Rosé port is the latest variation to the port family, pioneered by Croft Port in 2012. A number of other makers, like Dalva and Quinta da Pachea have followed suit due to its popularity as a summer tipple. It is fermented like rosé wine, with limited contact to red grape skins, imbuing it with a blush pink hue. Rosé port demands to be consume chilled, preferably around 10 to 15 degrees celsius. Because it is so light-bodied, serve it up with tart desserts to boost its acidity.
Those with an already-seasoned palate for wines ought to head straight for vintage ports — rare, collectible gems that represent the finest of Douro Valley, and account for the top one percentile of port purchases. These are made of a blend of red grapes for at least twenty years and more, with mellowness and low acidity governing the end product. Vintage ports tend to sing with buttery raisins, berry jams and honey, but is a bit punchy on the nose thanks to extended ageing. Serve it at cellar temperature with a platter of strong cheeses like gorgonzola or roquefort, and perhaps some bitter dark chocolate on the side.
Premium port wine acquires a vintage only during the years of the best harvest, often three years out of every decade. A year is only declared a vintage through consensus from all port houses. Notable years over the past decade include 2007, 2003, 2000, and 1997.
Aside from vintage ports, there are two other types that fall under the premium category: late-bottled vintage and crusted ports. The former, abbreviated as LBV, are port wines that are released four to six years after its vintage, meant to be drank straight after, not collected because of its low ageing potential. LBV wines are bright expressions with sweeter tannins and pronounced touches of oak. Some would call them an affordable luxury, less expensive than vintage port, but still harbouring an exquisite profile due to its longer maturation.
Despite crusted ports’ off-putting name, this category represents some of the most unique wines there are. Usually blended from wines across two or three vintages, this is a wine that is unfiltered, allowing sediments to build in the bottle. This enhances its complexity and bouquet. Fonseca makes one of the very few and most renowned crusted ports available.
On to drinking

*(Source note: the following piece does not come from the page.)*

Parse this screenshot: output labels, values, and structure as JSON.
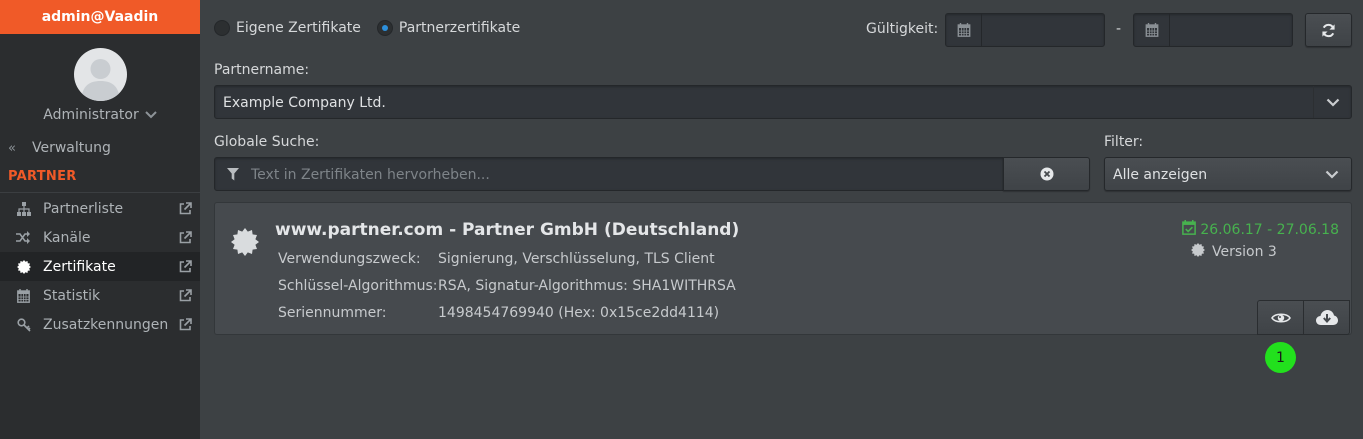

Delving into a new beverage category is all about experimentation. Feel your way around port wines with ample research and sampling. They may not be the most accessible wines to purchase in Asia because of its low popularity in our region, but any wine merchant worth their credentials will have a selection of port on hand, even vintages for you.